### lurflurf

First off I get x~4.965114231744276303698759131322893944056 so 4<x<5
The exact solution can be expressed using the Lambert W function
x = W(-5/e^5)+5
you can use http://www.wolframalpha.com/input/?i=x+e^x/(e^x-1)=5

As far as the proposed method I would describe the problem differently
we desire to solve
f(x)=0
it is totally valid to write f as a power series and solve it for x
the question is how to do so as in general I do not think much is gained
As was mentioned above if you truncate the series the zeros move.
You would need to read an approximation book about methods that preserve zeroes
usual fixed point methods (like Newton's method and its variations) are probably a better approach

Last edited: Jun 27, 2013
6. Jun 27, 2013

### JJacquelin

Of course, I agree with lurflurf's remark.

7. Jun 27, 2013

### assed
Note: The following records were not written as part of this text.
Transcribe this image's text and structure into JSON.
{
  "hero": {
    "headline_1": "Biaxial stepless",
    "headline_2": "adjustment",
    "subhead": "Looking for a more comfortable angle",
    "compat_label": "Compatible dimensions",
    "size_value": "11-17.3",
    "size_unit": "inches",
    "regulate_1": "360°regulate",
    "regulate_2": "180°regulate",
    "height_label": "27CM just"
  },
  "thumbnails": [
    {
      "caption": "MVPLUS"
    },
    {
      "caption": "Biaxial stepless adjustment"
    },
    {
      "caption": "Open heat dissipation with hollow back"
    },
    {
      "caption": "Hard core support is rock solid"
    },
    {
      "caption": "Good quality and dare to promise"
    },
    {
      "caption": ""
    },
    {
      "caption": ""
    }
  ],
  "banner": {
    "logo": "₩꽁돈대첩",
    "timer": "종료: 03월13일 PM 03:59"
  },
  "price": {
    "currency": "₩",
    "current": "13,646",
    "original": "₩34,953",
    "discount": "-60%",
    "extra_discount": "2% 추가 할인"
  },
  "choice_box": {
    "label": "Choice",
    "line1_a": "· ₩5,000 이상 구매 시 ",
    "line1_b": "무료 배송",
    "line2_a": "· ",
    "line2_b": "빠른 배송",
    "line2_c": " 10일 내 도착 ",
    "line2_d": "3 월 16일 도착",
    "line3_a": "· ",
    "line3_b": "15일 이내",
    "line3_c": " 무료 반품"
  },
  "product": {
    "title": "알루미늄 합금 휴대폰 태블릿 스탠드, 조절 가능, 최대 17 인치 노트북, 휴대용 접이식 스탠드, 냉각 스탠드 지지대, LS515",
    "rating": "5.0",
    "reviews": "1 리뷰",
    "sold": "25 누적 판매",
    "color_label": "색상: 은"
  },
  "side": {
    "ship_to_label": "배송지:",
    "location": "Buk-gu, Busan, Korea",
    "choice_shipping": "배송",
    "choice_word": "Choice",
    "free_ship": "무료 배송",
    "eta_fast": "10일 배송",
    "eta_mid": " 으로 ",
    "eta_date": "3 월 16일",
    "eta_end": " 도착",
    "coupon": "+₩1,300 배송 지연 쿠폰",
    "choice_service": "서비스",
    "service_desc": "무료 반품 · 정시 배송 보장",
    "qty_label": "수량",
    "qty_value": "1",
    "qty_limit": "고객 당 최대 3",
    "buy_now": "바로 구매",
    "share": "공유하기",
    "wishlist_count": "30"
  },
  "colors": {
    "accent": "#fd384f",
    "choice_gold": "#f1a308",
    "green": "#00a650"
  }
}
Thanks for the replies. As I expected, there was something I was missing. The first two answers showed the (rather stupid) mistake I was making, forgeting the x in my ratiocination was a specific number and not a variable and therefore there was no power series at all. Maybe I was sleepy or something.
Anyway, thanks again for the answers.